We continued to drill down through the Red River Limestone when, once again, the penetration rate slowed. I radioed the Company Man, “I think we need to pick up and circulate out for samples to find out what this is.” “Not a problem,” he responded, “Maybe the boys can get an hour nap.” At that point–Saturday evening–they had been working about 36 hours. The driller began working the pipe up and down, taking steps to prevent anything getting stuck in the well. A little over an hour later, I trudged through the snow, grabbed a cutting sample, and scoped it. Fine white particles of anhydrite were visible. We were approaching the “roof” of the Red River B zone. I called the Company Man, “Let’s keep going down.” We drilled at a slower rate as we penetrated the thin anhydrite section, then the drilling rate increased from 20 feet to 80 feet per hour. “Zone!” At almost 3000 feet lateral, we had drilled through a fault, turned the bit down and had re-entered our production zone. Now we were trying to recover and level out in the zone without drilling past it. An hour later, we got confirmation that we were still in the pay zone.
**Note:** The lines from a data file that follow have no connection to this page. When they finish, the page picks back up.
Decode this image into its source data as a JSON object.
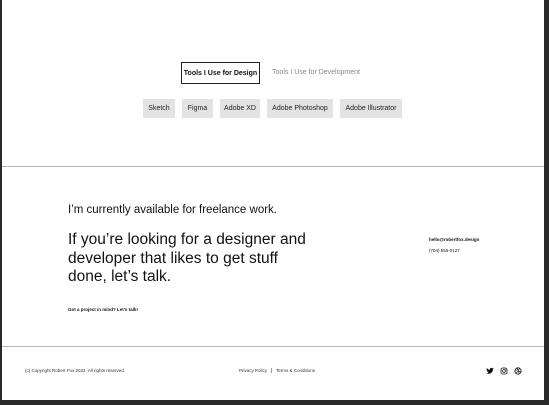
{
  "tools": {
    "tabs": [
      {
        "label": "Tools I Use for Design",
        "active": true
      },
      {
        "label": "Tools I Use for Development",
        "active": false
      }
    ],
    "chips": [
      "Sketch",
      "Figma",
      "Adobe XD",
      "Adobe Photoshop",
      "Adobe Illustrator"
    ]
  },
  "contact": {
    "availability": "I’m currently available for freelance work.",
    "pitch": "If you’re looking for a designer and developer that likes to get stuff done, let’s talk.",
    "cta": "Got a project in mind? Let’s talk!",
    "email": "hello@robertfox.design",
    "phone": "(704) 555-0127"
  },
  "footer": {
    "copyright": "(c) Copyright Robert Fox 2022. All rights reserved.",
    "links": [
      "Privacy Policy",
      "Terms & Conditions"
    ],
    "social_icons": [
      "twitter-icon",
      "instagram-icon",
      "dribbble-icon"
    ]
  },
  "colors": {
    "background": "#ffffff",
    "frame": "#2a2a2a",
    "chip": "#e3e3e3",
    "divider": "#b8b8b8",
    "inactive_text": "#888888"
  }
}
By Monday morning, the winds let up and the sun broke through. The snow was about 3 feet deep with drifts up to 10 feet. One of the hands called out on the radio: “Hey there’s somebody walking, about a mile over there!” We sent out our skid loader and recovered the mystery man; it was our Toolpusher, Mike, who had gone missing Friday night. He had driven off the road into a coulee, then had left his truck and made it to a nearby rancher’s home. Since it was early April and calving season, the rancher brought the newborn calves into the home to try to keep them alive. “Hannah” was one of the most brutal springtime blizzards in modern history, killing over 100,000 head of cattle in the Dakotas. As the snow melted, its runoff flooded the Red River Valley, including Grand Forks. Mike had spent his time helping the rancher keep his calves alive. Later that day, the roads were cleared and our relief crew finally arrived, honking their horns as they drove in. At this point, we had worked 66 hours straight. As darkness fell, the relief crew began tripping out to change the bit that had managed to last through the ordeal, both above and below the surface. These men would, a few years later, become Toolpushers themselves and would become the workforce that would discover and exploit the Bakken Shale. The “Red River B” formation was estimated to contain about 120 million barrels of oil, but after about 10 years of development, it annually supplies less than a week of U.S. oil consumption.
Later that night, my night hand man Dave and I drove two miles west of the rig and stopped. The lights of Rig 52 were behind us. We wanted to see Comet Hale Bopp, then at its closest approach in its orbit. I stood there in the still, cold North Dakota night and saw Hale Bopp brightly visible above the Cretaceous age buttes that held the bones of dinosaurs. For a moment I could sense the passing of time, from when those animals roamed the earth and how we ourselves, and maybe our entire civilization, are here for only an instant. After a moment of reflection, we returned to Rig 52 and would successfully finish the unforgettable Eagon well.
Charlie Brister has spent over three decades working in various arms of the energy sector: oil, utilities, solar, and residential energy. After his layoff, he’s migrating back into the latter realm.